◆ Action item
From start to finish, set down the entries below exactly, leaving out the pictures.

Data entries
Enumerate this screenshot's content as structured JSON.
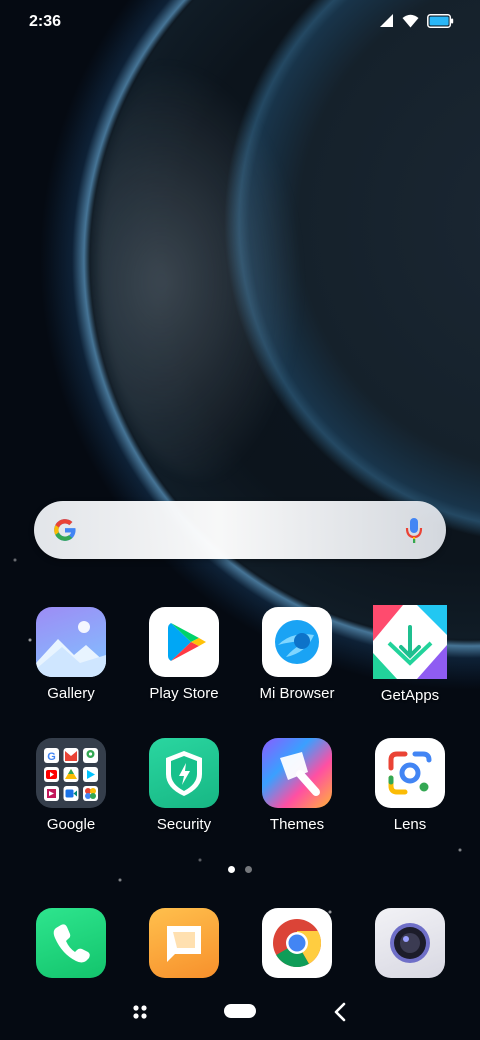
{
  "status_bar": {
    "time": "2:36"
  },
  "search_bar": {
    "provider": "Google"
  },
  "home_apps": [
    {
      "label": "Gallery"
    },
    {
      "label": "Play Store"
    },
    {
      "label": "Mi Browser"
    },
    {
      "label": "GetApps"
    },
    {
      "label": "Google"
    },
    {
      "label": "Security"
    },
    {
      "label": "Themes"
    },
    {
      "label": "Lens"
    }
  ],
  "page_indicator": {
    "pages": 2,
    "current": 1
  },
  "dock": [
    "phone-icon",
    "messages-icon",
    "chrome-icon",
    "camera-icon"
  ],
  "navigation": [
    "menu-icon",
    "home-pill",
    "back-icon"
  ],
  "colors": {
    "accent_green": "#1fd07c",
    "security_green": "#1fc28d",
    "messages_orange": "#f7a53a"
  }
}
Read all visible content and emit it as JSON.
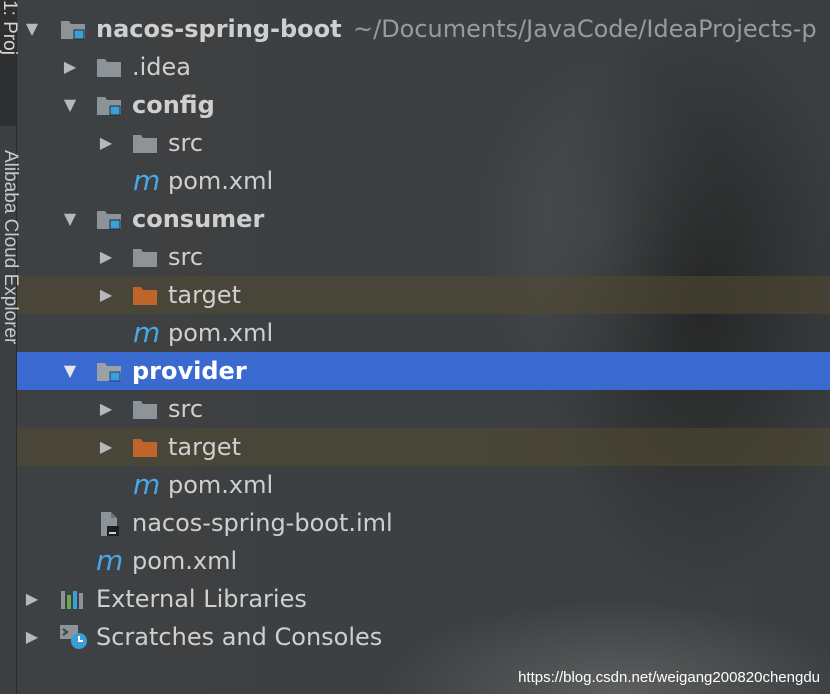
{
  "sidebar": {
    "top_tab_label": "1: Proj",
    "tool_window_label": "Alibaba Cloud Explorer"
  },
  "tree": {
    "root": {
      "name": "nacos-spring-boot",
      "path": "~/Documents/JavaCode/IdeaProjects-p"
    },
    "idea": ".idea",
    "config": {
      "name": "config",
      "src": "src",
      "pom": "pom.xml"
    },
    "consumer": {
      "name": "consumer",
      "src": "src",
      "target": "target",
      "pom": "pom.xml"
    },
    "provider": {
      "name": "provider",
      "src": "src",
      "target": "target",
      "pom": "pom.xml"
    },
    "iml": "nacos-spring-boot.iml",
    "root_pom": "pom.xml",
    "external_libraries": "External Libraries",
    "scratches": "Scratches and Consoles",
    "maven_glyph": "m"
  },
  "watermark": "https://blog.csdn.net/weigang200820chengdu",
  "colors": {
    "selection": "#3a6ad0",
    "excluded_row": "#524a32",
    "folder_gray": "#8c9399",
    "folder_excluded": "#c0652a",
    "module_marker": "#3a9fd8",
    "maven": "#4aa6e6"
  }
}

◆ Result of the task
Enumerate this screenshot's content as structured JSON.
{
  "status_bar": {
    "time": "2:36"
  },
  "search_bar": {
    "provider": "Google"
  },
  "home_apps": [
    {
      "label": "Gallery"
    },
    {
      "label": "Play Store"
    },
    {
      "label": "Mi Browser"
    },
    {
      "label": "GetApps"
    },
    {
      "label": "Google"
    },
    {
      "label": "Security"
    },
    {
      "label": "Themes"
    },
    {
      "label": "Lens"
    }
  ],
  "page_indicator": {
    "pages": 2,
    "current": 1
  },
  "dock": [
    "phone-icon",
    "messages-icon",
    "chrome-icon",
    "camera-icon"
  ],
  "navigation": [
    "menu-icon",
    "home-pill",
    "back-icon"
  ],
  "colors": {
    "accent_green": "#1fd07c",
    "security_green": "#1fc28d",
    "messages_orange": "#f7a53a"
  }
}
Read all visible content and emit it as JSON.
{
  "sidebar": {
    "top_tab_label": "1: Proj",
    "tool_window_label": "Alibaba Cloud Explorer"
  },
  "tree": {
    "root": {
      "name": "nacos-spring-boot",
      "path": "~/Documents/JavaCode/IdeaProjects-p"
    },
    "idea": ".idea",
    "config": {
      "name": "config",
      "src": "src",
      "pom": "pom.xml"
    },
    "consumer": {
      "name": "consumer",
      "src": "src",
      "target": "target",
      "pom": "pom.xml"
    },
    "provider": {
      "name": "provider",
      "src": "src",
      "target": "target",
      "pom": "pom.xml"
    },
    "iml": "nacos-spring-boot.iml",
    "root_pom": "pom.xml",
    "external_libraries": "External Libraries",
    "scratches": "Scratches and Consoles",
    "maven_glyph": "m"
  },
  "watermark": "https://blog.csdn.net/weigang200820chengdu",
  "colors": {
    "selection": "#3a6ad0",
    "excluded_row": "#524a32",
    "folder_gray": "#8c9399",
    "folder_excluded": "#c0652a",
    "module_marker": "#3a9fd8",
    "maven": "#4aa6e6"
  }
}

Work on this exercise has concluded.